## [About this task]
Give the number of lines in the listing that contain the word "brand", and nothing besides.

## [Listed records]
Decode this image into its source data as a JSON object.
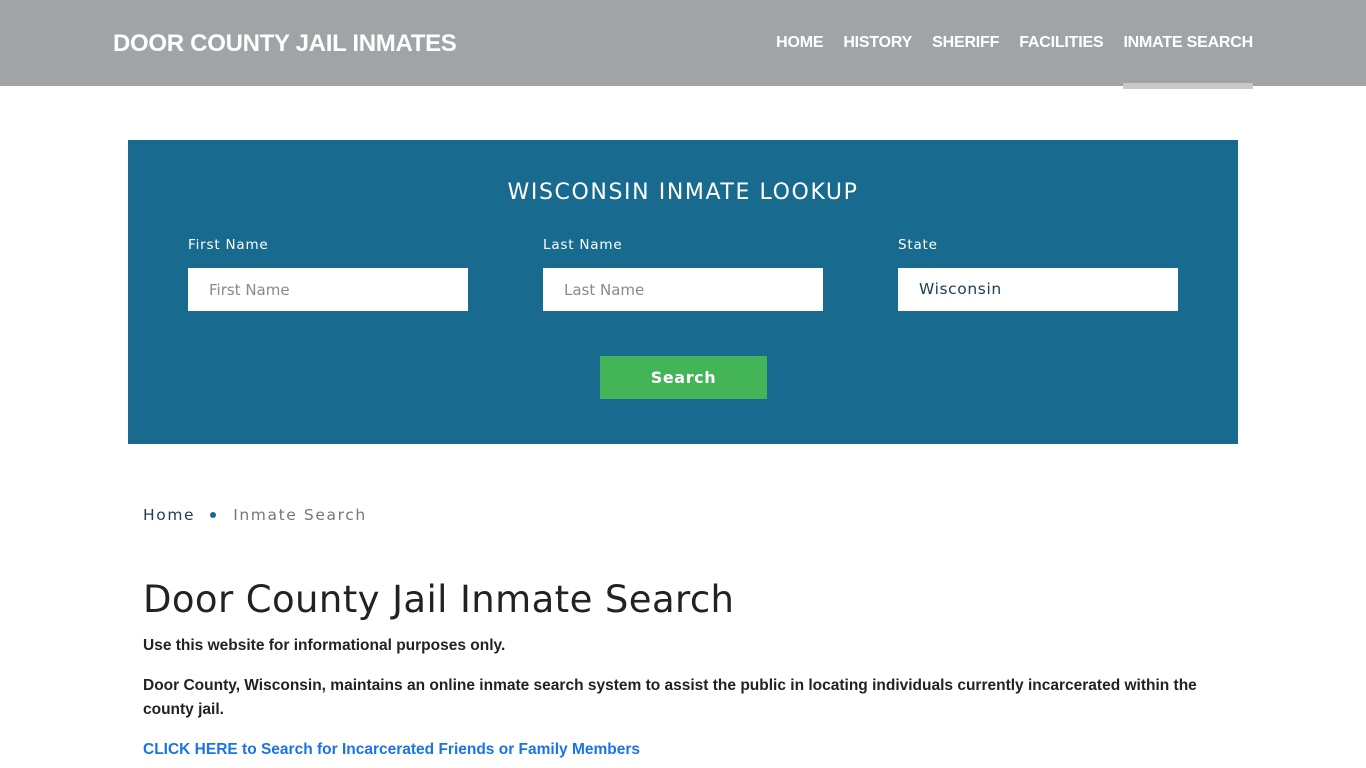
{
  "header": {
    "brand": "DOOR COUNTY JAIL INMATES",
    "nav": [
      {
        "label": "HOME",
        "active": false
      },
      {
        "label": "HISTORY",
        "active": false
      },
      {
        "label": "SHERIFF",
        "active": false
      },
      {
        "label": "FACILITIES",
        "active": false
      },
      {
        "label": "INMATE SEARCH",
        "active": true
      }
    ]
  },
  "lookup": {
    "title": "WISCONSIN INMATE LOOKUP",
    "first_name": {
      "label": "First Name",
      "placeholder": "First Name",
      "value": ""
    },
    "last_name": {
      "label": "Last Name",
      "placeholder": "Last Name",
      "value": ""
    },
    "state": {
      "label": "State",
      "value": "Wisconsin"
    },
    "search_label": "Search"
  },
  "breadcrumb": {
    "home": "Home",
    "current": "Inmate Search"
  },
  "content": {
    "title": "Door County Jail Inmate Search",
    "paragraph1": "Use this website for informational purposes only.",
    "paragraph2": "Door County, Wisconsin, maintains an online inmate search system to assist the public in locating individuals currently incarcerated within the county jail.",
    "cta": "CLICK HERE to Search for Incarcerated Friends or Family Members"
  },
  "colors": {
    "header_bg": "#a0a4a7",
    "lookup_bg": "#186b8e",
    "search_button": "#43b458",
    "link": "#1a73e8"
  }
}
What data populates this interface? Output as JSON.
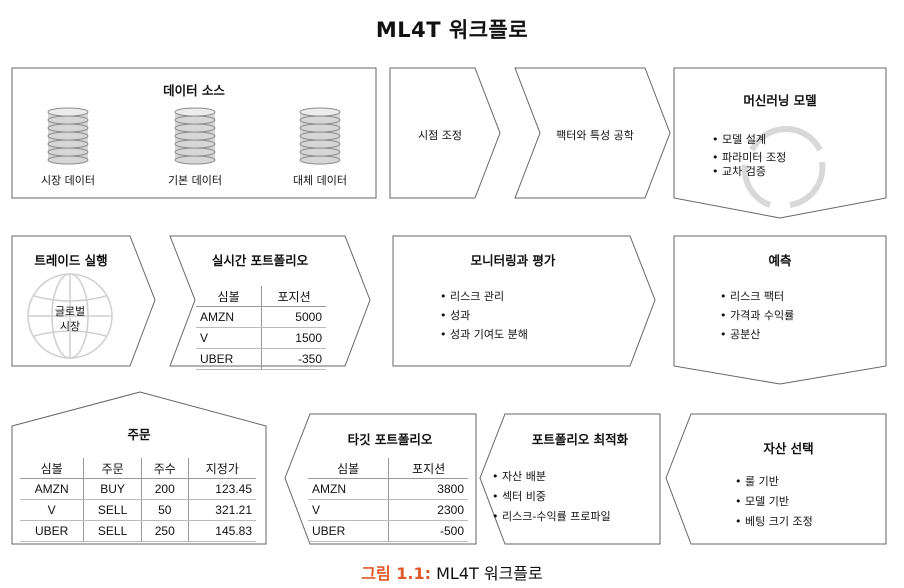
{
  "title": "ML4T 워크플로",
  "caption": {
    "label": "그림 1.1:",
    "text": " ML4T 워크플로"
  },
  "data_source": {
    "title": "데이터 소스",
    "items": [
      "시장 데이터",
      "기본 데이터",
      "대체 데이터"
    ]
  },
  "time_adjust": {
    "title": "시점 조정"
  },
  "factor": {
    "title": "팩터와 특성 공학"
  },
  "ml_model": {
    "title": "머신러닝 모델",
    "bullets": [
      "모델 설계",
      "파라미터 조정",
      "교차 검증"
    ]
  },
  "trade": {
    "title": "트레이드 실행",
    "globe_label": "글로벌\n시장"
  },
  "realtime": {
    "title": "실시간 포트폴리오",
    "headers": [
      "심볼",
      "포지션"
    ],
    "rows": [
      [
        "AMZN",
        "5000"
      ],
      [
        "V",
        "1500"
      ],
      [
        "UBER",
        "-350"
      ]
    ]
  },
  "monitor": {
    "title": "모니터링과 평가",
    "bullets": [
      "리스크 관리",
      "성과",
      "성과 기여도 분해"
    ]
  },
  "predict": {
    "title": "예측",
    "bullets": [
      "리스크 팩터",
      "가격과 수익률",
      "공분산"
    ]
  },
  "order": {
    "title": "주문",
    "headers": [
      "심볼",
      "주문",
      "주수",
      "지정가"
    ],
    "rows": [
      [
        "AMZN",
        "BUY",
        "200",
        "123.45"
      ],
      [
        "V",
        "SELL",
        "50",
        "321.21"
      ],
      [
        "UBER",
        "SELL",
        "250",
        "145.83"
      ]
    ]
  },
  "target": {
    "title": "타깃 포트폴리오",
    "headers": [
      "심볼",
      "포지션"
    ],
    "rows": [
      [
        "AMZN",
        "3800"
      ],
      [
        "V",
        "2300"
      ],
      [
        "UBER",
        "-500"
      ]
    ]
  },
  "optimize": {
    "title": "포트폴리오 최적화",
    "bullets": [
      "자산 배분",
      "섹터 비중",
      "리스크-수익률 프로파일"
    ]
  },
  "asset_select": {
    "title": "자산 선택",
    "bullets": [
      "룰 기반",
      "모델 기반",
      "베팅 크기 조정"
    ]
  }
}
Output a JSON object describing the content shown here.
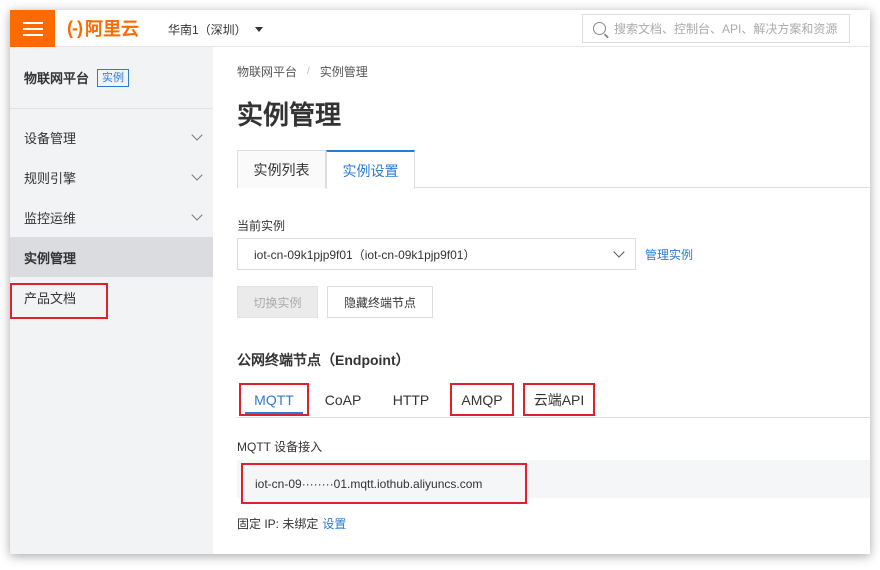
{
  "topbar": {
    "logo_mark": "(-)",
    "logo_text": "阿里云",
    "region": "华南1（深圳）",
    "search_placeholder": "搜索文档、控制台、API、解决方案和资源"
  },
  "sidebar": {
    "title": "物联网平台",
    "badge": "实例",
    "items": [
      {
        "label": "设备管理",
        "expandable": true
      },
      {
        "label": "规则引擎",
        "expandable": true
      },
      {
        "label": "监控运维",
        "expandable": true
      },
      {
        "label": "实例管理",
        "active": true
      },
      {
        "label": "产品文档"
      }
    ]
  },
  "main": {
    "breadcrumb": [
      "物联网平台",
      "实例管理"
    ],
    "breadcrumb_sep": "/",
    "title": "实例管理",
    "tabs": [
      {
        "label": "实例列表"
      },
      {
        "label": "实例设置",
        "active": true
      }
    ],
    "current_instance_label": "当前实例",
    "instance_select_value": "iot-cn-09k1pjp9f01（iot-cn-09k1pjp9f01）",
    "manage_link": "管理实例",
    "switch_button": "切换实例",
    "hide_button": "隐藏终端节点",
    "section_title": "公网终端节点（Endpoint）",
    "protocol_tabs": [
      "MQTT",
      "CoAP",
      "HTTP",
      "AMQP",
      "云端API"
    ],
    "panel_label": "MQTT 设备接入",
    "endpoint": "iot-cn-09········01.mqtt.iothub.aliyuncs.com",
    "fixed_ip_label": "固定 IP: 未绑定",
    "fixed_ip_link": "设置"
  },
  "colors": {
    "brand": "#ff6a00",
    "link": "#2a7bd6",
    "highlight_box": "#e0202a"
  }
}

## [Response to this task]
2